Filed under:

Indy 500 2012 Qualifying: Explaining The Qualifying Process For Indy 500

An explanation of the qualifying process for the Indy 500.

Getty Images

Since 1939, the Indy 500 has used a four-lap qualifying distance in order to limit the field. In 2012, the same process will be used over two days on Saturday and Sunday in order to create a field of 33 cars.

The first day of qualifying is commonly referred to as "Pole Day" and sees the competing drivers battle for 24 of the available 33 spots. The top-nine of that field compete in another qualifying distance known as "The Fast Nine." The driver who wins "The Fast Nine" qualifying is then locked into the pole position for the race, while the other drivers are placed according to their finish.

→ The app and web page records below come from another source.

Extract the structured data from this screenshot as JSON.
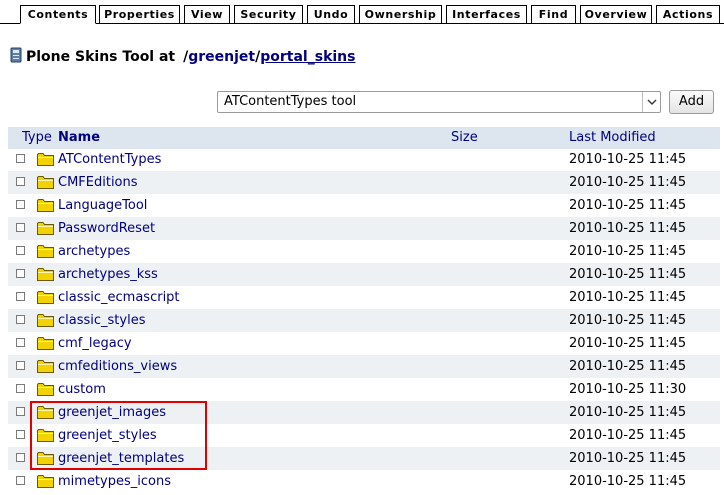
{
  "tabs": [
    {
      "label": "Contents",
      "active": true
    },
    {
      "label": "Properties"
    },
    {
      "label": "View"
    },
    {
      "label": "Security"
    },
    {
      "label": "Undo"
    },
    {
      "label": "Ownership"
    },
    {
      "label": "Interfaces"
    },
    {
      "label": "Find"
    },
    {
      "label": "Overview"
    },
    {
      "label": "Actions"
    }
  ],
  "heading": {
    "title": "Plone Skins Tool at",
    "path_root": "/",
    "crumb1": "greenjet",
    "sep": "/",
    "crumb2": "portal_skins"
  },
  "add_form": {
    "selected": "ATContentTypes tool",
    "add_label": "Add"
  },
  "table": {
    "headers": {
      "type": "Type",
      "name": "Name",
      "size": "Size",
      "modified": "Last Modified"
    },
    "rows": [
      {
        "name": "ATContentTypes",
        "modified": "2010-10-25 11:45"
      },
      {
        "name": "CMFEditions",
        "modified": "2010-10-25 11:45"
      },
      {
        "name": "LanguageTool",
        "modified": "2010-10-25 11:45"
      },
      {
        "name": "PasswordReset",
        "modified": "2010-10-25 11:45"
      },
      {
        "name": "archetypes",
        "modified": "2010-10-25 11:45"
      },
      {
        "name": "archetypes_kss",
        "modified": "2010-10-25 11:45"
      },
      {
        "name": "classic_ecmascript",
        "modified": "2010-10-25 11:45"
      },
      {
        "name": "classic_styles",
        "modified": "2010-10-25 11:45"
      },
      {
        "name": "cmf_legacy",
        "modified": "2010-10-25 11:45"
      },
      {
        "name": "cmfeditions_views",
        "modified": "2010-10-25 11:45"
      },
      {
        "name": "custom",
        "modified": "2010-10-25 11:30"
      },
      {
        "name": "greenjet_images",
        "modified": "2010-10-25 11:45"
      },
      {
        "name": "greenjet_styles",
        "modified": "2010-10-25 11:45"
      },
      {
        "name": "greenjet_templates",
        "modified": "2010-10-25 11:45"
      },
      {
        "name": "mimetypes_icons",
        "modified": "2010-10-25 11:45"
      }
    ]
  },
  "colors": {
    "link": "#000080",
    "header_bg": "#dde6ee",
    "alt_row_bg": "#eef1f4",
    "highlight": "#e00000",
    "folder": "#f2d200"
  }
}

The second day of qualifying is known as "Bump Day" as the remaining drivers battle for the final nine spots in the field of 33. From here, finishers in "The Fast Nine" can be bumped by their position by drivers who register better times than they did. However, if a driver is bumped from the top-nine, they are able to try and better their time because each driver is allowed to attempt three runs per day. Once they reach the maximum limit of three runs they can not log another attempt.

Once qualifying concludes, spots 10-33 are determined on the day in which the driver qualified as well as the driver's qualifying times. Drivers who qualified on Day 1 are given priority.

The 2012 Indianapolis 500 Qualifying Schedule is as follows:

May 19: Qualifying from 11 a.m. to 4 p.m. ET

May 19: Fast Nine from 4:30 p.m. to 6 p.m. ET

May 20: Qualifying from 12 p.m. to 6 p.m. ET

For more on Indy racing including the 2012 Indianapolis 500, please visit Pop Off Valve.

Photographs by spatulated, Triple Tri, and chrischappelear used in background montage under Creative Commons. Thank you.